▸ Assignment
Lines below that include the word "display" should each be copied.

[Component data from apps and pages]
=== Section Start ===
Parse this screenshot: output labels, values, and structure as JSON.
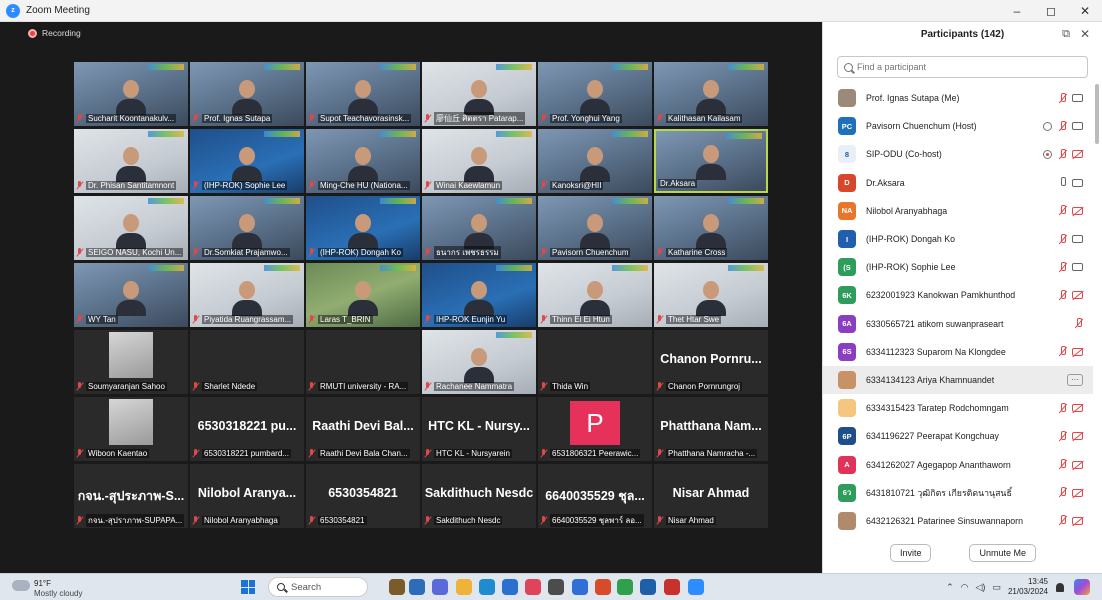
{
  "window": {
    "title": "Zoom Meeting",
    "controls": [
      "–",
      "◻",
      "✕"
    ]
  },
  "meeting": {
    "recording_label": "Recording"
  },
  "tiles": [
    {
      "name": "Sucharit Koontanakulv...",
      "kind": "video",
      "muted": true,
      "style": ""
    },
    {
      "name": "Prof. Ignas Sutapa",
      "kind": "video",
      "muted": true,
      "style": ""
    },
    {
      "name": "Supot Teachavorasinsk...",
      "kind": "video",
      "muted": true,
      "style": ""
    },
    {
      "name": "廖仙丘 ศิตตรา Patarap...",
      "kind": "video",
      "muted": true,
      "style": "light"
    },
    {
      "name": "Prof. Yonghui Yang",
      "kind": "video",
      "muted": true,
      "style": ""
    },
    {
      "name": "Kalithasan Kailasam",
      "kind": "video",
      "muted": true,
      "style": ""
    },
    {
      "name": "Dr. Phisan Santitamnont",
      "kind": "video",
      "muted": true,
      "style": "light"
    },
    {
      "name": "(IHP-ROK) Sophie Lee",
      "kind": "video",
      "muted": true,
      "style": "blue"
    },
    {
      "name": "Ming-Che HU (Nationa...",
      "kind": "video",
      "muted": true,
      "style": ""
    },
    {
      "name": "Winai Kaewlamun",
      "kind": "video",
      "muted": true,
      "style": "light"
    },
    {
      "name": "Kanoksri@HII",
      "kind": "video",
      "muted": true,
      "style": ""
    },
    {
      "name": "Dr.Aksara",
      "kind": "video",
      "muted": false,
      "style": "",
      "active": true
    },
    {
      "name": "SEIGO NASU, Kochi Un...",
      "kind": "video",
      "muted": true,
      "style": "light"
    },
    {
      "name": "Dr.Somkiat Prajamwo...",
      "kind": "video",
      "muted": true,
      "style": ""
    },
    {
      "name": "(IHP-ROK) Dongah Ko",
      "kind": "video",
      "muted": true,
      "style": "blue"
    },
    {
      "name": "ธนากร เพชรธรรม",
      "kind": "video",
      "muted": true,
      "style": ""
    },
    {
      "name": "Pavisorn Chuenchum",
      "kind": "video",
      "muted": true,
      "style": ""
    },
    {
      "name": "Katharine Cross",
      "kind": "video",
      "muted": true,
      "style": ""
    },
    {
      "name": "WY Tan",
      "kind": "video",
      "muted": true,
      "style": ""
    },
    {
      "name": "Piyatida Ruangrassam...",
      "kind": "video",
      "muted": true,
      "style": "light"
    },
    {
      "name": "Laras T_BRIN",
      "kind": "video",
      "muted": true,
      "style": "green"
    },
    {
      "name": "IHP-ROK Eunjin Yu",
      "kind": "video",
      "muted": true,
      "style": "blue"
    },
    {
      "name": "Thinn Ei Ei Htun",
      "kind": "video",
      "muted": true,
      "style": "light"
    },
    {
      "name": "Thet Htar Swe",
      "kind": "video",
      "muted": true,
      "style": "light"
    },
    {
      "name": "Soumyaranjan Sahoo",
      "kind": "thumb",
      "muted": true
    },
    {
      "name": "Sharlet Ndede",
      "kind": "empty",
      "muted": true
    },
    {
      "name": "RMUTI university - RA...",
      "kind": "empty",
      "muted": true
    },
    {
      "name": "Rachanee Nammatra",
      "kind": "video",
      "muted": true,
      "style": "light"
    },
    {
      "name": "Thida Win",
      "kind": "empty",
      "muted": true
    },
    {
      "name": "Chanon Pornrungroj",
      "kind": "text",
      "display": "Chanon Pornru...",
      "muted": true
    },
    {
      "name": "Wiboon Kaentao",
      "kind": "thumb",
      "muted": true
    },
    {
      "name": "6530318221 pumbard...",
      "kind": "text",
      "display": "6530318221 pu...",
      "muted": true
    },
    {
      "name": "Raathi Devi Bala Chan...",
      "kind": "text",
      "display": "Raathi Devi Bal...",
      "muted": true
    },
    {
      "name": "HTC KL - Nursyarein",
      "kind": "text",
      "display": "HTC KL - Nursy...",
      "muted": true
    },
    {
      "name": "6531806321 Peerawic...",
      "kind": "letter",
      "display": "P",
      "muted": true
    },
    {
      "name": "Phatthana Namracha -...",
      "kind": "text",
      "display": "Phatthana Nam...",
      "muted": true
    },
    {
      "name": "กจน.-สุปราภาพ-SUPAPA...",
      "kind": "text",
      "display": "กจน.-สุประภาพ-S...",
      "muted": true
    },
    {
      "name": "Nilobol Aranyabhaga",
      "kind": "text",
      "display": "Nilobol Aranya...",
      "muted": true
    },
    {
      "name": "6530354821",
      "kind": "text",
      "display": "6530354821",
      "muted": true
    },
    {
      "name": "Sakdithuch Nesdc",
      "kind": "text",
      "display": "Sakdithuch Nesdc",
      "muted": true
    },
    {
      "name": "6640035529 ชุลพาร์ ลอ...",
      "kind": "text",
      "display": "6640035529 ชุล...",
      "muted": true
    },
    {
      "name": "Nisar Ahmad",
      "kind": "text",
      "display": "Nisar Ahmad",
      "muted": true
    }
  ],
  "panel": {
    "title": "Participants (142)",
    "search_placeholder": "Find a participant",
    "participants": [
      {
        "name": "Prof. Ignas Sutapa (Me)",
        "initials": "",
        "color": "#9b8a7a",
        "photo": true,
        "mic": "off",
        "cam": "on"
      },
      {
        "name": "Pavisorn Chuenchum (Host)",
        "initials": "PC",
        "color": "#1f6fbf",
        "mic": "off",
        "cam": "on",
        "rec": "plain"
      },
      {
        "name": "SIP-ODU (Co-host)",
        "initials": "8",
        "color": "#e9eef7",
        "light": true,
        "mic": "off",
        "cam": "off",
        "rec": "red"
      },
      {
        "name": "Dr.Aksara",
        "initials": "D",
        "color": "#d8462c",
        "mic": "on",
        "cam": "on"
      },
      {
        "name": "Nilobol Aranyabhaga",
        "initials": "NA",
        "color": "#e8762a",
        "mic": "off",
        "cam": "off"
      },
      {
        "name": "(IHP-ROK) Dongah Ko",
        "initials": "I",
        "color": "#1f5fae",
        "mic": "off",
        "cam": "on"
      },
      {
        "name": "(IHP-ROK) Sophie Lee",
        "initials": "(S",
        "color": "#2e9d5b",
        "mic": "off",
        "cam": "on"
      },
      {
        "name": "6232001923 Kanokwan Pamkhunthod",
        "initials": "6K",
        "color": "#2e9d5b",
        "mic": "off",
        "cam": "off"
      },
      {
        "name": "6330565721 atikom suwanpraseart",
        "initials": "6A",
        "color": "#8a3fc0",
        "mic": "off",
        "cam": "none"
      },
      {
        "name": "6334112323 Suparom Na Klongdee",
        "initials": "6S",
        "color": "#8a3fc0",
        "mic": "off",
        "cam": "off"
      },
      {
        "name": "6334134123 Ariya Khamnuandet",
        "initials": "",
        "color": "#c79266",
        "photo": true,
        "more": true
      },
      {
        "name": "6334315423 Taratep Rodchomngam",
        "initials": "",
        "color": "#f5c77e",
        "photo": true,
        "mic": "off",
        "cam": "off"
      },
      {
        "name": "6341196227 Peerapat Kongchuay",
        "initials": "6P",
        "color": "#1f4f8a",
        "mic": "off",
        "cam": "off"
      },
      {
        "name": "6341262027 Agegapop Ananthaworn",
        "initials": "A",
        "color": "#e0335a",
        "mic": "off",
        "cam": "off"
      },
      {
        "name": "6431810721 วุฒิกิตร เกียรติดนานุสนธิ์",
        "initials": "6ว",
        "color": "#2e9d5b",
        "mic": "off",
        "cam": "off"
      },
      {
        "name": "6432126321 Patarinee Sinsuwannaporn",
        "initials": "",
        "color": "#b08a6a",
        "photo": true,
        "mic": "off",
        "cam": "off"
      }
    ],
    "invite_label": "Invite",
    "unmute_label": "Unmute Me"
  },
  "taskbar": {
    "temp": "91°F",
    "weather": "Mostly cloudy",
    "search_label": "Search",
    "time": "13:45",
    "date": "21/03/2024"
  }
}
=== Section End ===
▸ Your solution
      "display": "Chanon Pornru...",
      "display": "6530318221 pu...",
      "display": "Raathi Devi Bal...",
      "display": "HTC KL - Nursy...",
      "display": "P",
      "display": "Phatthana Nam...",
      "display": "กจน.-สุประภาพ-S...",
      "display": "Nilobol Aranya...",
      "display": "6530354821",
      "display": "Sakdithuch Nesdc",
      "display": "6640035529 ชุล...",
      "display": "Nisar Ahmad",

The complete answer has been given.